Be the first to see the new works by joining the artsite mailing list. You will be eligible for exclusives, discounts, and giveaways while getting the inside scoop on new works by an artist on the move.

The Four Seasons

The Four Seasons - composite of the 4 paintings
The 4 Seasons - Summer
The Four Seasons – Summer, 2003

This four piece work was created back in 2003. With art supply funds being low, I sought the ability to paint in an impasto-like quality, but using cheaper acrylics. I discovered acrylic gel medium and varnish, and this was the result.

The 4 Seasons - Autumn
The Four Seasons – Autumn, 2003

Over the years, this series has been among the most recognized, and consequent works have been influenced by them. As for the subject matter, they serve as a precursor to a larger project that I plan to work on in the future.

The 4 Seasons - Winter
The Four Seasons – Winter, 2003

“The Four Seasons” is available for sale now in giclée print canvas or paper, various sizes, at Crated and at Fine Art America. You can purchase either one season, or all four as a set.
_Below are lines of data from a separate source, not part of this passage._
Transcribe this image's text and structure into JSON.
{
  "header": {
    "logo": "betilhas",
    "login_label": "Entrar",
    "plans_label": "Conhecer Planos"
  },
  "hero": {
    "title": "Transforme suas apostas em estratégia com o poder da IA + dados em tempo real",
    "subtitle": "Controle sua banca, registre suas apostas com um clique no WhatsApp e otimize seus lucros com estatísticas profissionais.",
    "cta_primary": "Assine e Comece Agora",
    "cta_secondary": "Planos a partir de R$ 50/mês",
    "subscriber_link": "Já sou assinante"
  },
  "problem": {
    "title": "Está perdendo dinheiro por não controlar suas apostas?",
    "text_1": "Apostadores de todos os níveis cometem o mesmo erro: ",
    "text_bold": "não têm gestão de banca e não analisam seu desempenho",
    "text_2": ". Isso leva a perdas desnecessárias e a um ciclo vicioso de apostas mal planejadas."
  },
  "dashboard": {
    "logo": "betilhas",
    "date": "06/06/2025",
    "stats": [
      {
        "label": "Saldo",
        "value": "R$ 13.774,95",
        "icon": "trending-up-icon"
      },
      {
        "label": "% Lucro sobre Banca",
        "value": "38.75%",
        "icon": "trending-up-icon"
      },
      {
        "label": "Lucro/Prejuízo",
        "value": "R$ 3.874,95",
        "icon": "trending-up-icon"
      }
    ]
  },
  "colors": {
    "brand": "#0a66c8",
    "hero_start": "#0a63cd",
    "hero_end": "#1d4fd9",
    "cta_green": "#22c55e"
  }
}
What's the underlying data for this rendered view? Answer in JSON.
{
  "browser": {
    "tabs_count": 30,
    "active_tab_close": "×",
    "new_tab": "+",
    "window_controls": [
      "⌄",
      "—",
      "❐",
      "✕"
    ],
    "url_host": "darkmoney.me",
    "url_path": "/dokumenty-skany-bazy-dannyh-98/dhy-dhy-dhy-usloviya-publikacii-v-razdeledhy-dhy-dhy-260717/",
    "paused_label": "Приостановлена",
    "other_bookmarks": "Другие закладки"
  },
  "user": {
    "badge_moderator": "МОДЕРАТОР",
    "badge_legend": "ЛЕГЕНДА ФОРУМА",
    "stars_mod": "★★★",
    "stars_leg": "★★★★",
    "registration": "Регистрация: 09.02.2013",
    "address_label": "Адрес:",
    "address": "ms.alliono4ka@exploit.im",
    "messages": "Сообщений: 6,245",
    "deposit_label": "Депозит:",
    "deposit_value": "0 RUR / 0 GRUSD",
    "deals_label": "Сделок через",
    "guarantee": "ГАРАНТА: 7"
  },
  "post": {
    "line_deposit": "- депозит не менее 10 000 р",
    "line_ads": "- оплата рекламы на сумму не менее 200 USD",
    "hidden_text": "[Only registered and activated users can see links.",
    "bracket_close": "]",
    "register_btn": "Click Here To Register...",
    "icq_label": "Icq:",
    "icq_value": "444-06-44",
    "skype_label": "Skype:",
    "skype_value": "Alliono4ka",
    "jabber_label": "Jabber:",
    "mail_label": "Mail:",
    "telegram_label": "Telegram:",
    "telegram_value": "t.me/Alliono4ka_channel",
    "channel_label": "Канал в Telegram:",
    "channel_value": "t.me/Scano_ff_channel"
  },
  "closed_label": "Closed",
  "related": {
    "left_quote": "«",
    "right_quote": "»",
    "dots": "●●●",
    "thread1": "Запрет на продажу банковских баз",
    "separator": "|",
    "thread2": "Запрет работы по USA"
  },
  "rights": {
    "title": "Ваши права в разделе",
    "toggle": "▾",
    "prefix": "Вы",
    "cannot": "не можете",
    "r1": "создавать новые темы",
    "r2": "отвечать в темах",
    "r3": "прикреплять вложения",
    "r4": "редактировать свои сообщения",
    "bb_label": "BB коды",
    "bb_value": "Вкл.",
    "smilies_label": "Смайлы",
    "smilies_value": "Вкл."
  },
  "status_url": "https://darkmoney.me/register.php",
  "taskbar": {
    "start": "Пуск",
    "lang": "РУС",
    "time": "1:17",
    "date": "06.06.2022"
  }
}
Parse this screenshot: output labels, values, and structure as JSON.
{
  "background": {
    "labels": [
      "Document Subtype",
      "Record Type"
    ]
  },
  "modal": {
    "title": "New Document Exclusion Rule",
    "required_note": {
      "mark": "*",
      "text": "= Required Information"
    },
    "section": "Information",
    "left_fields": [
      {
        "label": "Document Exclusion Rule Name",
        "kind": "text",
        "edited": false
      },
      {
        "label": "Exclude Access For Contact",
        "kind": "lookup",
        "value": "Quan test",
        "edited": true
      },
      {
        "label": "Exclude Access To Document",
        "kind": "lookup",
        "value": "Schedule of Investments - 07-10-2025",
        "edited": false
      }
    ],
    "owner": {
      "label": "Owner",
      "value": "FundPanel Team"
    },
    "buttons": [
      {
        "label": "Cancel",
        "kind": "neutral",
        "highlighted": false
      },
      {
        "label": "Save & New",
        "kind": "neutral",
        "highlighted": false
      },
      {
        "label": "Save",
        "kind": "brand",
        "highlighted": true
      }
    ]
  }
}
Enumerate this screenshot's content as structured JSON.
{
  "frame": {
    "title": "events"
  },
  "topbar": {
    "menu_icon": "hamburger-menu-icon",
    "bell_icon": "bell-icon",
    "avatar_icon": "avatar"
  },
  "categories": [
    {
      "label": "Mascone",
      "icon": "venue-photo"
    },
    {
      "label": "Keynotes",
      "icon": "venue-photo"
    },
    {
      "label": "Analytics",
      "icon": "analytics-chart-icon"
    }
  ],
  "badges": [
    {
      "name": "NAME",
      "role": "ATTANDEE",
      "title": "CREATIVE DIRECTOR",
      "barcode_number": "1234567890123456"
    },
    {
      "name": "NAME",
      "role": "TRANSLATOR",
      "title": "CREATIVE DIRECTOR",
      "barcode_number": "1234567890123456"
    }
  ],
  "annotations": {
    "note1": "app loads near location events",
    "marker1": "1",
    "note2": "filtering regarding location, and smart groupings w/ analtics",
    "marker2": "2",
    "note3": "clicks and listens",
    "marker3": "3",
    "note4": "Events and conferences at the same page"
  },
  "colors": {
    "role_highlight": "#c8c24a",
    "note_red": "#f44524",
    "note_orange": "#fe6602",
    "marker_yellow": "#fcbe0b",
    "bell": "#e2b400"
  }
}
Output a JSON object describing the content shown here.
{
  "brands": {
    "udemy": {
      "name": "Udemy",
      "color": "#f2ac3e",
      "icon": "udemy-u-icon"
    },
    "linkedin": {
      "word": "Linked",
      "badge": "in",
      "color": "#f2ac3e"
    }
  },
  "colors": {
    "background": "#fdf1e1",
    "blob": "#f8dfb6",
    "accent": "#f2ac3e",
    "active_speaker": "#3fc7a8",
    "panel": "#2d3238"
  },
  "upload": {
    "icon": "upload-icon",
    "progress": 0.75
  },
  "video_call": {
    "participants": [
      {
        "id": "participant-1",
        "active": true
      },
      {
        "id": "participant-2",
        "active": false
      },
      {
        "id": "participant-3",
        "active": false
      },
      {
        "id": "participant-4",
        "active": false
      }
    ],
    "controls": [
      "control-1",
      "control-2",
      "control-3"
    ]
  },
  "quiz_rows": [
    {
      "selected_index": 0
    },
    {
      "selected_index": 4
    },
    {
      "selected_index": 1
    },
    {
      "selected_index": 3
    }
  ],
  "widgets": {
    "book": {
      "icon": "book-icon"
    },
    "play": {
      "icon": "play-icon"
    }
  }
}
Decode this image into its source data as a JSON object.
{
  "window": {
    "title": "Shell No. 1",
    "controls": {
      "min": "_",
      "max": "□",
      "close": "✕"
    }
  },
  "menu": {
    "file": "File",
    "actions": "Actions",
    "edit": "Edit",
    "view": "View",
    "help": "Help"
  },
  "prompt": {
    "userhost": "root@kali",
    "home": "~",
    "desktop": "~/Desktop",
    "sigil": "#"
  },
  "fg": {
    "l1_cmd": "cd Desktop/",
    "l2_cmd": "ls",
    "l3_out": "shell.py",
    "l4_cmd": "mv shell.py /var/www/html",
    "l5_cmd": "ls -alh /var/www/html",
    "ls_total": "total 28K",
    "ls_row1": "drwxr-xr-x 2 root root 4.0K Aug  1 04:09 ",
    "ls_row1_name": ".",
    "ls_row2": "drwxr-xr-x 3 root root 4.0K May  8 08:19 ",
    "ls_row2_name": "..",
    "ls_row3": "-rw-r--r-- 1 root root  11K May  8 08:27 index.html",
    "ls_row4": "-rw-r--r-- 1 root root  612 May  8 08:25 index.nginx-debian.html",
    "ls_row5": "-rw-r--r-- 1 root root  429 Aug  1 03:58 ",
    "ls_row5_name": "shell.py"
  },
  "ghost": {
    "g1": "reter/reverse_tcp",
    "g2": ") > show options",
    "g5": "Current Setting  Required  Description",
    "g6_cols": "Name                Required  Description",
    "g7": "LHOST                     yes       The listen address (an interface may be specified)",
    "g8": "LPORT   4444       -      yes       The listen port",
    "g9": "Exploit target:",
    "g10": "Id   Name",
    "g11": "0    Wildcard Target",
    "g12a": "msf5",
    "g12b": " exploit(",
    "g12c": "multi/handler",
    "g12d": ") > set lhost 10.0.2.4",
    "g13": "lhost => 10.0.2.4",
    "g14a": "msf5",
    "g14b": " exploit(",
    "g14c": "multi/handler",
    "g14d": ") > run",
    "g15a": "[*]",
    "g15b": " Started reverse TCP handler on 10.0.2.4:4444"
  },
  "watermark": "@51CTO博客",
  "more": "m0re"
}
The 4 Seasons - Spring
The Four Seasons – Spring, 2003

Two artists…

…that I view as mentors:

Pablo Picasso

PabloPicasso-Les-Demoiselles-dAvignon-1907
“Les demoiselles d’Avignon,” 1907

Jean-Michel Basquiat

Jean-Michel-Basquiat-Bird-on-Money-detail-1981
“Bird on money (detail),” 1981

…that my work gets compared to often:

Georgia O’Keefe

017-georgia-o-keefe-theredlist
“Gray line with black, blue, and yellow,” 1923

Wassily Kandinsky

kandinsky_wassily_4
“Composition VII,” 1913

…that my college art professors recommended to me:

Oskar Kokoshka

Kokoschka, Oskar, 1886-1980; Apocalypse
“Apocalypse,” 1950

José Clemente Orozco

katharsis_web
“Katharsis,” 1934

…that I detest:

Jeff Koons

25-jeff-koons.w750.h560.2x
“Play-Doh,” 1994–2014

Thomas Kinkade

gonwin2
“Gone with the wind,” 2011

…current and successful, that I admire:

Cecily Brown

brown dreamboat
“Dreamboat,” 2011

Jasper Johns

jasper johns map 1961
“Map,” 1961

…that I would like my art to gain influence from:

Norman Lewis

lewis twilight sounds 1947
“Twilight sounds,” 1947

Helen Frankenthaler

Hint from Bassano, 1973
“Hint from Bassano,” 1973